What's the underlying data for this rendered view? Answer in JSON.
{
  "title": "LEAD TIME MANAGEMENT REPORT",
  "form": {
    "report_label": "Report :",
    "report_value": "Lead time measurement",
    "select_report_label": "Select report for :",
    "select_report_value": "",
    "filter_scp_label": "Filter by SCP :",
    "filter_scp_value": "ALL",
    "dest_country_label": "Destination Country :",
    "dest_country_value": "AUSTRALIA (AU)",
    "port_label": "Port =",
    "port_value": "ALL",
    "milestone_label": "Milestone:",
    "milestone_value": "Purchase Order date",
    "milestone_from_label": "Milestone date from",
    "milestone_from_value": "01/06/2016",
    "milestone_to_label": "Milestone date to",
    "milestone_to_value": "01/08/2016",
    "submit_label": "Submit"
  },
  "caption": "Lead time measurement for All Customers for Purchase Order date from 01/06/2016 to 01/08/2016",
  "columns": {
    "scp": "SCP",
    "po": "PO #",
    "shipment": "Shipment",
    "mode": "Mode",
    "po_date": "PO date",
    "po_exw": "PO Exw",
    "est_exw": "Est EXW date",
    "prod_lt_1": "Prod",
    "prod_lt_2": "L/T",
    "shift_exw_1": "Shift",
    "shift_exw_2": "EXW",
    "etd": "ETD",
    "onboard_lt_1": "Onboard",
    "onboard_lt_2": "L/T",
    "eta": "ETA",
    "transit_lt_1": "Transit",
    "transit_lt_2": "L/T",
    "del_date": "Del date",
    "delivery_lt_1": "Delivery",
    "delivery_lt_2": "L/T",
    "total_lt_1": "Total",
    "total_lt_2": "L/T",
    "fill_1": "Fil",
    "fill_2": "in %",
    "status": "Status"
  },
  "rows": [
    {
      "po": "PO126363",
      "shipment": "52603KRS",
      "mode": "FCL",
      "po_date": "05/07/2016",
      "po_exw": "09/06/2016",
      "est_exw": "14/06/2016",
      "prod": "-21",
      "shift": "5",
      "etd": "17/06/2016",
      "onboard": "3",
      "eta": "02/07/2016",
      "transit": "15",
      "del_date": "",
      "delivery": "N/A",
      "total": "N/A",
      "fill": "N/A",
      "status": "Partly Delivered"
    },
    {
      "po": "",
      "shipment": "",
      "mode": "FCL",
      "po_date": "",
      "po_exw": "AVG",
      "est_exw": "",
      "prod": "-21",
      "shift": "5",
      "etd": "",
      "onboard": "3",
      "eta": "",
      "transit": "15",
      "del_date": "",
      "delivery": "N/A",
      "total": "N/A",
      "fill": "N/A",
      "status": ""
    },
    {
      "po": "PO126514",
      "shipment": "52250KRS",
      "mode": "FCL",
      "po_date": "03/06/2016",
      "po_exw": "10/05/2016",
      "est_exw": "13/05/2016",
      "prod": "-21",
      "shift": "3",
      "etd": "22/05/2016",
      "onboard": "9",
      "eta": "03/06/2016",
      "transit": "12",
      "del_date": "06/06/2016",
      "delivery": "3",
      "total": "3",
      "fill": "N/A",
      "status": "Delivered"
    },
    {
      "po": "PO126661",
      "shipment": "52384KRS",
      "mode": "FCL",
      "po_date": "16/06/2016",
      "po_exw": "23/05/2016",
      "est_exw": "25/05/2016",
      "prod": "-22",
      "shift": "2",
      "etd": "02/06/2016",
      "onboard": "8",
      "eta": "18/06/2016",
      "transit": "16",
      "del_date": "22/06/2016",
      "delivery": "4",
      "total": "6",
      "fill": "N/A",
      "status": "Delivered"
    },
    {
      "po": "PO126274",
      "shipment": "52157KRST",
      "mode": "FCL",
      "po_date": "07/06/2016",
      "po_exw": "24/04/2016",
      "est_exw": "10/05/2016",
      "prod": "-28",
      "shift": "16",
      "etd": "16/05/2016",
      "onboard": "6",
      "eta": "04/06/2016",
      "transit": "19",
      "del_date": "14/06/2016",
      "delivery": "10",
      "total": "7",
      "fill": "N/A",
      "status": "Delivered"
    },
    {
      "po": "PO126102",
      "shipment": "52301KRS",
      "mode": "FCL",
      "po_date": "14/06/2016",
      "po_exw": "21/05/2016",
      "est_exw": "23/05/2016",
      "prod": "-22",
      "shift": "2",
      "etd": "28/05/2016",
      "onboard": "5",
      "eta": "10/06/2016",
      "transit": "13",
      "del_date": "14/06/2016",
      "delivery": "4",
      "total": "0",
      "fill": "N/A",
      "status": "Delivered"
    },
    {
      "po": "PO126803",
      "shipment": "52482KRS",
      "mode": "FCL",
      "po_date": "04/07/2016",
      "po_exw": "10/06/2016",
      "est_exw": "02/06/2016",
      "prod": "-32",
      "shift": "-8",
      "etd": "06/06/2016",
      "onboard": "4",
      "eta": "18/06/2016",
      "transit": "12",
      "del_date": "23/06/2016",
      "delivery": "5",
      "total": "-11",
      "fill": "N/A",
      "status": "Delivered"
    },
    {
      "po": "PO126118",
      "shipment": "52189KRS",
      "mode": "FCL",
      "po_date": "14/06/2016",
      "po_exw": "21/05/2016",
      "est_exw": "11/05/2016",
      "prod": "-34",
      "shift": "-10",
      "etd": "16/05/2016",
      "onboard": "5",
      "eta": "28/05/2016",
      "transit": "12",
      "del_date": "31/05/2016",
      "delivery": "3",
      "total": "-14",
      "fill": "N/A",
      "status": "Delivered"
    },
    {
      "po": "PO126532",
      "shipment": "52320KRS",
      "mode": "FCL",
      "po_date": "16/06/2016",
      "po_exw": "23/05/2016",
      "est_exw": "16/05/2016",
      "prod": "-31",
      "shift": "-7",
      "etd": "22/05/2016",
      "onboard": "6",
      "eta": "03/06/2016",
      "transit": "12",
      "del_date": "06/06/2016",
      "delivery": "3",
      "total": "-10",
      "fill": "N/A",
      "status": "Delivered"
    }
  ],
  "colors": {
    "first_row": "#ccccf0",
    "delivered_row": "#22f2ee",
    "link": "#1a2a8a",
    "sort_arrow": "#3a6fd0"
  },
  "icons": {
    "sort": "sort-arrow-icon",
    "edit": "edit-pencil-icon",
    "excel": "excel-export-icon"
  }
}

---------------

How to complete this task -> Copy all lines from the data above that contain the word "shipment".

Answer below ->
    "shipment": "Shipment",
      "shipment": "52603KRS",
      "shipment": "",
      "shipment": "52250KRS",
      "shipment": "52384KRS",
      "shipment": "52157KRST",
      "shipment": "52301KRS",
      "shipment": "52482KRS",
      "shipment": "52189KRS",
      "shipment": "52320KRS",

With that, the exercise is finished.